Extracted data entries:
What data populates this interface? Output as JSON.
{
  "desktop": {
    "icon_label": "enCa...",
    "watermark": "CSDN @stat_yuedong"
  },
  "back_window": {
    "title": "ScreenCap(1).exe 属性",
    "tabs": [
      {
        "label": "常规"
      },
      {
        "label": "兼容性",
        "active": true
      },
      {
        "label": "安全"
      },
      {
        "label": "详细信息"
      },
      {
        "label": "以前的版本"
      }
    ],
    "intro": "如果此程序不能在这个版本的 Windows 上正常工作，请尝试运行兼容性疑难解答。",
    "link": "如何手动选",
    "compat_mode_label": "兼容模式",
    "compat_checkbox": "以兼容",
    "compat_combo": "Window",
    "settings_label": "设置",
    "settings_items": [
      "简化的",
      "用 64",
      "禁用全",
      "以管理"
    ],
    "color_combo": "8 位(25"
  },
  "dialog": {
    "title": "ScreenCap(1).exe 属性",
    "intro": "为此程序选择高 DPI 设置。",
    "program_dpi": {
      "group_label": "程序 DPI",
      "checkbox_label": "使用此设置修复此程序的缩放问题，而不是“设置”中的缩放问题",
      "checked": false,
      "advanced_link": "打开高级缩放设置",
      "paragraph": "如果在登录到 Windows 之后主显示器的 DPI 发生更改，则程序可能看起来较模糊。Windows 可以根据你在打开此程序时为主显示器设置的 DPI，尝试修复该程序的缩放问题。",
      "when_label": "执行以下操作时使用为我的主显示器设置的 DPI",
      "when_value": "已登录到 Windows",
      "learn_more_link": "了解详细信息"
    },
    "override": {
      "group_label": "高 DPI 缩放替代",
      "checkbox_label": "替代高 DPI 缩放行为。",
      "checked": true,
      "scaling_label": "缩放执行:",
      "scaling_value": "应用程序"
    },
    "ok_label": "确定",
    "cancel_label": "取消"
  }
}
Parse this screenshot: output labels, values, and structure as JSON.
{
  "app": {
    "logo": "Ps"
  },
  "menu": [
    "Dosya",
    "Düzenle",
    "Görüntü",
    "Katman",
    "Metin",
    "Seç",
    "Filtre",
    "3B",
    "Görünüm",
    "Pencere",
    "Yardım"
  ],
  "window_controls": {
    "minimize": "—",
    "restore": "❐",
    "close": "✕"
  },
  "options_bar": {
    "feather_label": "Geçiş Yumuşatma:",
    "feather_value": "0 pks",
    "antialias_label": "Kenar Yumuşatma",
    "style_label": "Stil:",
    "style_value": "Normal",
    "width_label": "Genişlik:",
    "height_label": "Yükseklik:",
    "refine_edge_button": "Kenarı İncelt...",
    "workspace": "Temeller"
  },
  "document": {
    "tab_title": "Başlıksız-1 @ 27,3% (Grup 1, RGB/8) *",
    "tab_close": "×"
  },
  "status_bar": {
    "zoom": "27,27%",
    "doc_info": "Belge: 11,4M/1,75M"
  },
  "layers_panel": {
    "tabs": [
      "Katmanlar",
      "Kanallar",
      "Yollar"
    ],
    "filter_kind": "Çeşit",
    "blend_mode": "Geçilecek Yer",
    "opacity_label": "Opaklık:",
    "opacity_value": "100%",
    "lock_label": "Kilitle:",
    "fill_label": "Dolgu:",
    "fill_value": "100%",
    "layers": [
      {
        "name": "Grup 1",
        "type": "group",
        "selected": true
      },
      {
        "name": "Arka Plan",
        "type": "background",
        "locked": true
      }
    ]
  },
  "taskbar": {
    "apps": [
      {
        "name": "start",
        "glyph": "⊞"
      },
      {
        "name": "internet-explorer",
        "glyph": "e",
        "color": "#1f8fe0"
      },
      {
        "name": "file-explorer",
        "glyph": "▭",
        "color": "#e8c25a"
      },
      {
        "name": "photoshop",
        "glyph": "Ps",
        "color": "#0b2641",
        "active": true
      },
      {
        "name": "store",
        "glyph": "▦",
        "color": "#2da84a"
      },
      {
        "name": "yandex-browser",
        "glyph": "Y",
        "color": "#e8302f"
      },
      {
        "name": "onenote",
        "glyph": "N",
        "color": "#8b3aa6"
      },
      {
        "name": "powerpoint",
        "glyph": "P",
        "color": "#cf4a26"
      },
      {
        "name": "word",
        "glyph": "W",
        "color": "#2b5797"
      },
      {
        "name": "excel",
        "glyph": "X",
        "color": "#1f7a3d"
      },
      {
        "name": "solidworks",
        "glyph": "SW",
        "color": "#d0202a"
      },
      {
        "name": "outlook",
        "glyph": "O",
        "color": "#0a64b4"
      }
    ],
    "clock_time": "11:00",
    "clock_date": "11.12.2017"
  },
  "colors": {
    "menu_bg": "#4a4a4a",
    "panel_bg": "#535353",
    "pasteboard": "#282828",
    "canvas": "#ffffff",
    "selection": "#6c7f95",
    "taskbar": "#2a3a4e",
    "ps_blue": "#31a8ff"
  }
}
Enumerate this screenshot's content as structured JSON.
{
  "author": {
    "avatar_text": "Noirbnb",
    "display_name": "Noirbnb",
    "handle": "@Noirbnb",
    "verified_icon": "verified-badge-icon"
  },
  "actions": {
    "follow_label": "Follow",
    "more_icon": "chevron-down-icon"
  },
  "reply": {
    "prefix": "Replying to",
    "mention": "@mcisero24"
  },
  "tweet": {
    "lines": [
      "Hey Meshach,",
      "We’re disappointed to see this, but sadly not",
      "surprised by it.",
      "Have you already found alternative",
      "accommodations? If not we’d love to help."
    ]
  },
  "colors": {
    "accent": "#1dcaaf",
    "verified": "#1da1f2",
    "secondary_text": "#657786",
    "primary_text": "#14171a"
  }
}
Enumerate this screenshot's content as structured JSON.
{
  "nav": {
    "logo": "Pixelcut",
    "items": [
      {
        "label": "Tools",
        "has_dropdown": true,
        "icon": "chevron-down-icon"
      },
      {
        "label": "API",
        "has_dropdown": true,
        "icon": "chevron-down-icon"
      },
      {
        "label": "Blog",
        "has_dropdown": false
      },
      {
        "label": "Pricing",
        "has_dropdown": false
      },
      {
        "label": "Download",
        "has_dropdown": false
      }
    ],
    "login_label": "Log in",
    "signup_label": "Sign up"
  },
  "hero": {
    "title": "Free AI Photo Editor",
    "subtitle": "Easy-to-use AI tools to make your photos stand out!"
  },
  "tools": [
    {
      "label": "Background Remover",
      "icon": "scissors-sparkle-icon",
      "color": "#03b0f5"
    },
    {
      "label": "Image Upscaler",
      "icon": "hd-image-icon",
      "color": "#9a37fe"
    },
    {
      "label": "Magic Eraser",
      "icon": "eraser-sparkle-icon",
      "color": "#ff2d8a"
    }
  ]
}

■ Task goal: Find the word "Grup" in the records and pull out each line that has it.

■ Task answer:
    "tab_title": "Başlıksız-1 @ 27,3% (Grup 1, RGB/8) *",
        "name": "Grup 1",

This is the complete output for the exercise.